It seems that Ziggy became unstable, dangerous to you, confusing, too powerful. Who knew we so badly needed a messiah in thigh length boots and blue frosted eyeshadow? Frankly, we still do. To your credit you did not want that sort of power. Ziggy would have to be retired. The replicant Roy Batty wanted more life when his time was up. 

“You have burned very, very, brightly” he is told by his creator.

Yes, Ziggy burned so very very brightly. Maybe the poetry of Baudelaire and Apollinaire has something of that spirit. Like you, they cut a new path through their time, were of their time and crashed out of their time.

I notice that when I write your name, David, you become real, normal, a regular mortal person. Unfortunately for you, I am a fan, so I don’t want you to be those things. That’s the problem with having fans like me, but I hope you can feel the love.
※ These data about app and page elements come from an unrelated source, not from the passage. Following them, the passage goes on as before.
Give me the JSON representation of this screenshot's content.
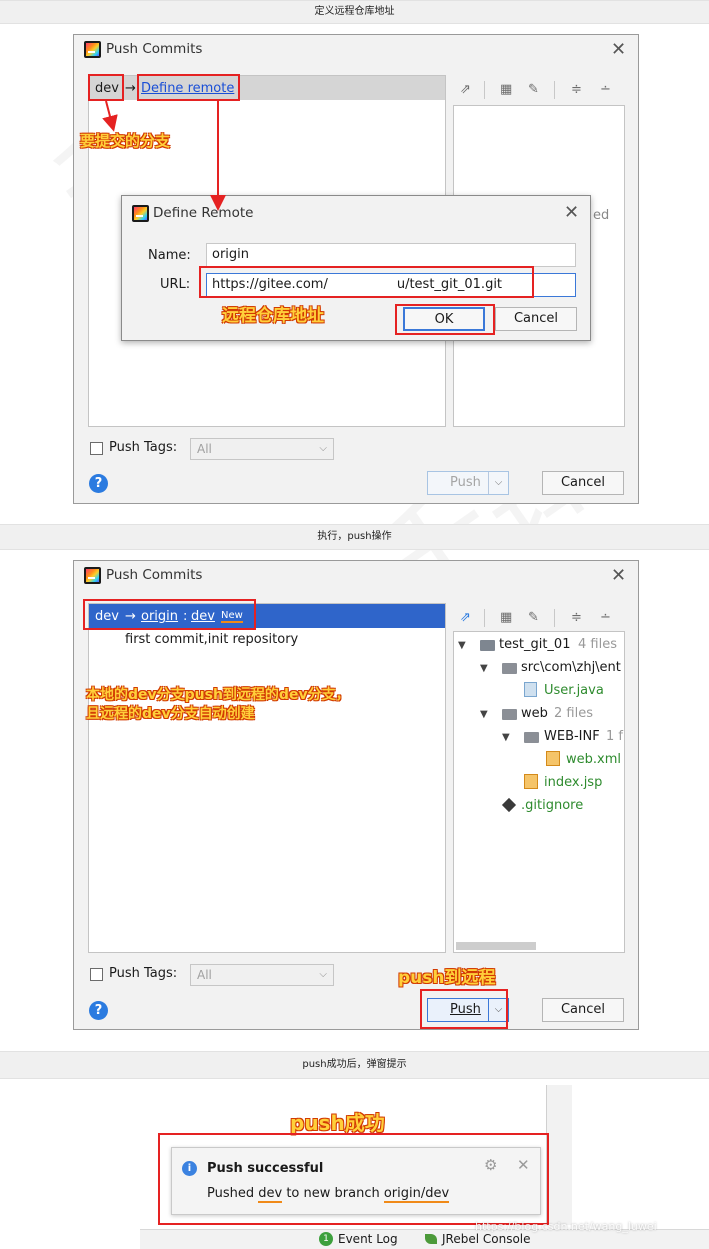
{
  "sections": [
    {
      "header": "定义远程仓库地址"
    },
    {
      "header": "执行，push操作"
    },
    {
      "header": "push成功后，弹窗提示"
    }
  ],
  "dialog": {
    "title": "Push Commits",
    "push_tags_label": "Push Tags:",
    "tags_value": "All",
    "push_label": "Push",
    "cancel_label": "Cancel",
    "help": "?"
  },
  "step1": {
    "branch": "dev",
    "arrow": "→",
    "define_remote": "Define remote",
    "annotation": "要提交的分支",
    "partial_text": "ed",
    "define_remote_dialog": {
      "title": "Define Remote",
      "name_label": "Name:",
      "name_value": "origin",
      "url_label": "URL:",
      "url_value_start": "https://gitee.com/",
      "url_value_end": "u/test_git_01.git",
      "ok_label": "OK",
      "cancel_label": "Cancel",
      "annotation": "远程仓库地址"
    }
  },
  "step2": {
    "branch_row": {
      "local": "dev",
      "arrow": "→",
      "remote": "origin",
      "sep": ":",
      "target": "dev",
      "badge": "New"
    },
    "commit": "first commit,init repository",
    "annotation_line1": "本地的dev分支push到远程的dev分支，",
    "annotation_line2": "且远程的dev分支自动创建",
    "push_annotation": "push到远程",
    "tree": [
      {
        "label": "test_git_01",
        "meta": "4 files"
      },
      {
        "label": "src\\com\\zhj\\ent",
        "meta": ""
      },
      {
        "label": "User.java",
        "meta": ""
      },
      {
        "label": "web",
        "meta": "2 files"
      },
      {
        "label": "WEB-INF",
        "meta": "1 f"
      },
      {
        "label": "web.xml",
        "meta": ""
      },
      {
        "label": "index.jsp",
        "meta": ""
      },
      {
        "label": ".gitignore",
        "meta": ""
      }
    ]
  },
  "step3": {
    "annotation": "push成功",
    "title": "Push successful",
    "msg_prefix": "Pushed ",
    "msg_branch": "dev",
    "msg_middle": " to new branch ",
    "msg_remote": "origin/dev",
    "event_log": "Event Log",
    "jrebel": "JRebel Console",
    "watermark_url": "https://blog.csdn.net/wang_luwei"
  },
  "colors": {
    "accent": "#2f65ca",
    "annotation": "#ffcf3a",
    "highlight": "#e52222",
    "file_green": "#2e8b2e"
  }
}
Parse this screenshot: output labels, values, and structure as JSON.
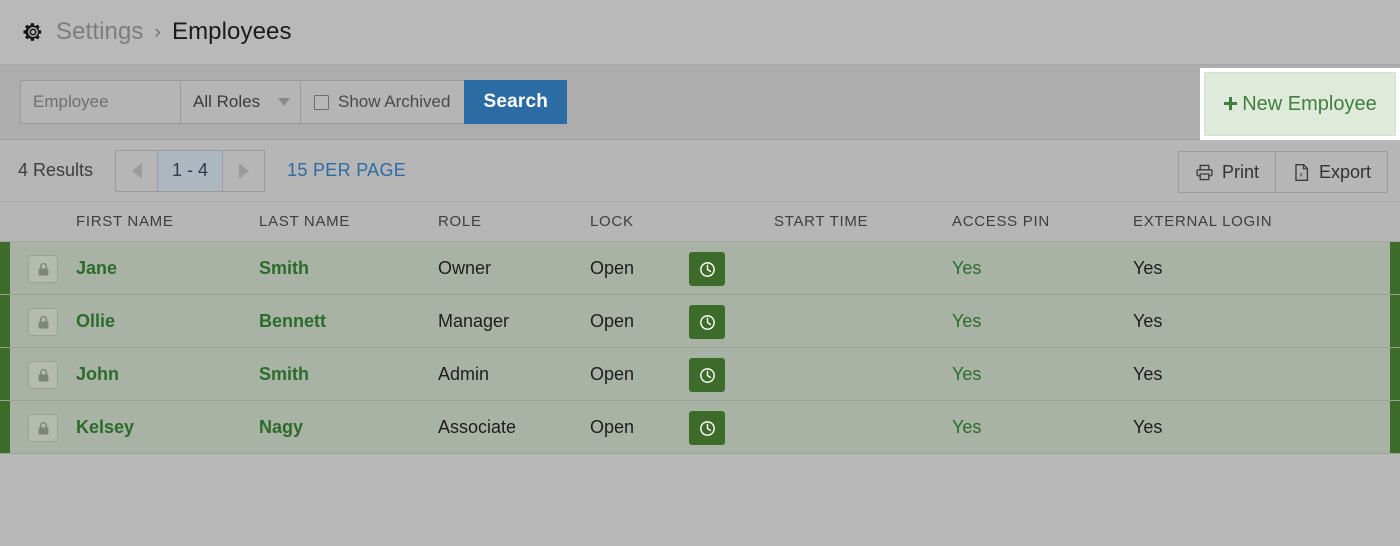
{
  "header": {
    "gear_icon": "gear-icon",
    "breadcrumb_root": "Settings",
    "breadcrumb_separator": "›",
    "breadcrumb_current": "Employees"
  },
  "search": {
    "employee_placeholder": "Employee",
    "employee_value": "",
    "role_filter_value": "All Roles",
    "show_archived_label": "Show Archived",
    "show_archived_checked": false,
    "search_button": "Search",
    "new_employee_button": "New Employee",
    "new_employee_plus": "➕"
  },
  "pagination": {
    "results_text": "4 Results",
    "prev_icon": "chevron-left-icon",
    "range_label": "1 - 4",
    "next_icon": "chevron-right-icon",
    "per_page_label": "15 PER PAGE",
    "print_label": "Print",
    "export_label": "Export"
  },
  "table": {
    "columns": [
      "FIRST NAME",
      "LAST NAME",
      "ROLE",
      "LOCK",
      "START TIME",
      "ACCESS PIN",
      "EXTERNAL LOGIN"
    ],
    "rows": [
      {
        "lock_icon": "padlock-icon",
        "first_name": "Jane",
        "last_name": "Smith",
        "role": "Owner",
        "lock": "Open",
        "start_time_icon": "clock-icon",
        "access_pin": "Yes",
        "external_login": "Yes"
      },
      {
        "lock_icon": "padlock-icon",
        "first_name": "Ollie",
        "last_name": "Bennett",
        "role": "Manager",
        "lock": "Open",
        "start_time_icon": "clock-icon",
        "access_pin": "Yes",
        "external_login": "Yes"
      },
      {
        "lock_icon": "padlock-icon",
        "first_name": "John",
        "last_name": "Smith",
        "role": "Admin",
        "lock": "Open",
        "start_time_icon": "clock-icon",
        "access_pin": "Yes",
        "external_login": "Yes"
      },
      {
        "lock_icon": "padlock-icon",
        "first_name": "Kelsey",
        "last_name": "Nagy",
        "role": "Associate",
        "lock": "Open",
        "start_time_icon": "clock-icon",
        "access_pin": "Yes",
        "external_login": "Yes"
      }
    ]
  },
  "colors": {
    "accent_green": "#3d6b2a",
    "link_green": "#2c6b2c",
    "link_blue": "#2c6ca4",
    "button_blue": "#2c6ca4",
    "new_button_bg": "#dfeada",
    "row_bg": "#a9b3a5",
    "page_bg": "#b8b8b8"
  }
}
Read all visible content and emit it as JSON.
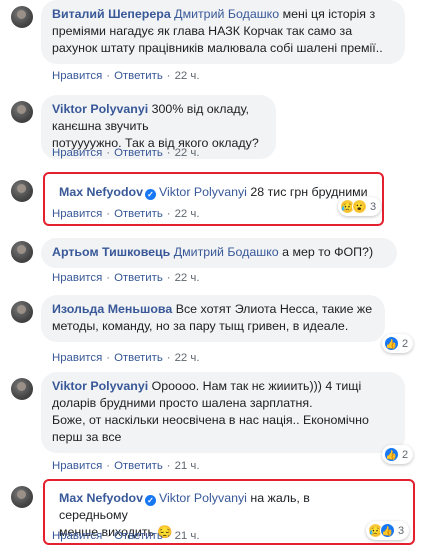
{
  "comments": [
    {
      "author": "Виталий Шеперера",
      "mention": "Дмитрий Бодашко",
      "text_lines": [
        "мені ця історія з",
        "преміями нагадує як глава НАЗК Корчак так само за",
        "рахунок штату працівників малювала собі шалені премії.."
      ],
      "like": "Нравится",
      "reply": "Ответить",
      "time": "22 ч."
    },
    {
      "author": "Viktor Polyvanyi",
      "text_lines": [
        "300% від окладу, канєшна звучить",
        "потуууужно. Так а від якого окладу?"
      ],
      "like": "Нравится",
      "reply": "Ответить",
      "time": "22 ч."
    },
    {
      "author": "Max Nefyodov",
      "verified": true,
      "mention": "Viktor Polyvanyi",
      "text": "28 тис грн брудними",
      "like": "Нравится",
      "reply": "Ответить",
      "time": "22 ч.",
      "reactions": {
        "icons": [
          "sad-icon",
          "wow-icon"
        ],
        "count": "3"
      }
    },
    {
      "author": "Артьом Тишковець",
      "mention": "Дмитрий Бодашко",
      "text": "а мер то ФОП?)",
      "like": "Нравится",
      "reply": "Ответить",
      "time": "22 ч."
    },
    {
      "author": "Изольда Меньшова",
      "text_lines": [
        "Все хотят Элиота Несса, такие же",
        "методы, команду, но за пару тыщ гривен, в идеале."
      ],
      "like": "Нравится",
      "reply": "Ответить",
      "time": "22 ч.",
      "reactions": {
        "icons": [
          "like-icon"
        ],
        "count": "2"
      }
    },
    {
      "author": "Viktor Polyvanyi",
      "text_lines": [
        "Ороооо. Нам так нє жииить))) 4 тищі",
        "доларів брудними просто шалена зарплатня.",
        "Боже, от наскільки неосвічена в нас нація.. Економічно",
        "перш за все"
      ],
      "like": "Нравится",
      "reply": "Ответить",
      "time": "21 ч.",
      "reactions": {
        "icons": [
          "like-icon"
        ],
        "count": "2"
      }
    },
    {
      "author": "Max Nefyodov",
      "verified": true,
      "mention": "Viktor Polyvanyi",
      "text_lines": [
        "на жаль, в середньому",
        "менше виходить 😔"
      ],
      "like": "Нравится",
      "reply": "Ответить",
      "time": "21 ч.",
      "reactions": {
        "icons": [
          "sad-icon",
          "like-icon"
        ],
        "count": "3"
      }
    }
  ],
  "colors": {
    "highlight": "#e5202e",
    "link": "#385898",
    "bubble": "#f2f3f5",
    "like_blue": "#1877f2"
  }
}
Finally, I understood you were close to yourself when I first heard “Where Are We Now?” It made me cry. I was asking the same question. To land on planet Earth, with all its pain and pleasure is hard enough, but to truly believe that we are its temporary tenants, in the sunshine and rain? Oh no, impossible to accept. So thank you for the sublime music.

Love from Deborah

PS Where were the spiders?

[See also: Bowie the bellwether]

Deborah Levy’s most recent book  “Real Estate” is out now (Hamish Hamilton)

Content from our partners
How to create a responsible form of “buy now, pay later”
“Unions are helping improve conditions for drivers like me”
Transport is the core of levelling up
Sign up for The New Statesman’s newsletters Tick the boxes of the newsletters you would like to receive. Quick and essential guide to domestic and global politics from the New Statesman's politics team. A weekly newsletter helping you fit together the pieces of the global economic slowdown. The New Statesman’s global affairs newsletter, every Monday and Friday. The best of the New Statesman, delivered to your inbox every weekday morning. The New Statesman’s weekly environment email on the politics, business and culture of the climate and nature crises - in your inbox every Thursday. Our weekly culture newsletter – from books and art to pop culture and memes – sent every Friday. A weekly round-up of some of the best articles featured in the most recent issue of the New Statesman, sent each Saturday. A newsletter showcasing the finest writing from the ideas section and the NS archive, covering political ideas, philosophy, criticism and intellectual history - sent every Wednesday. Sign up to receive information regarding NS events, subscription offers & product updates.

Topics in this article:

This article appears in the 12 Jan 2022 issue of the New Statesman, The age of economic rage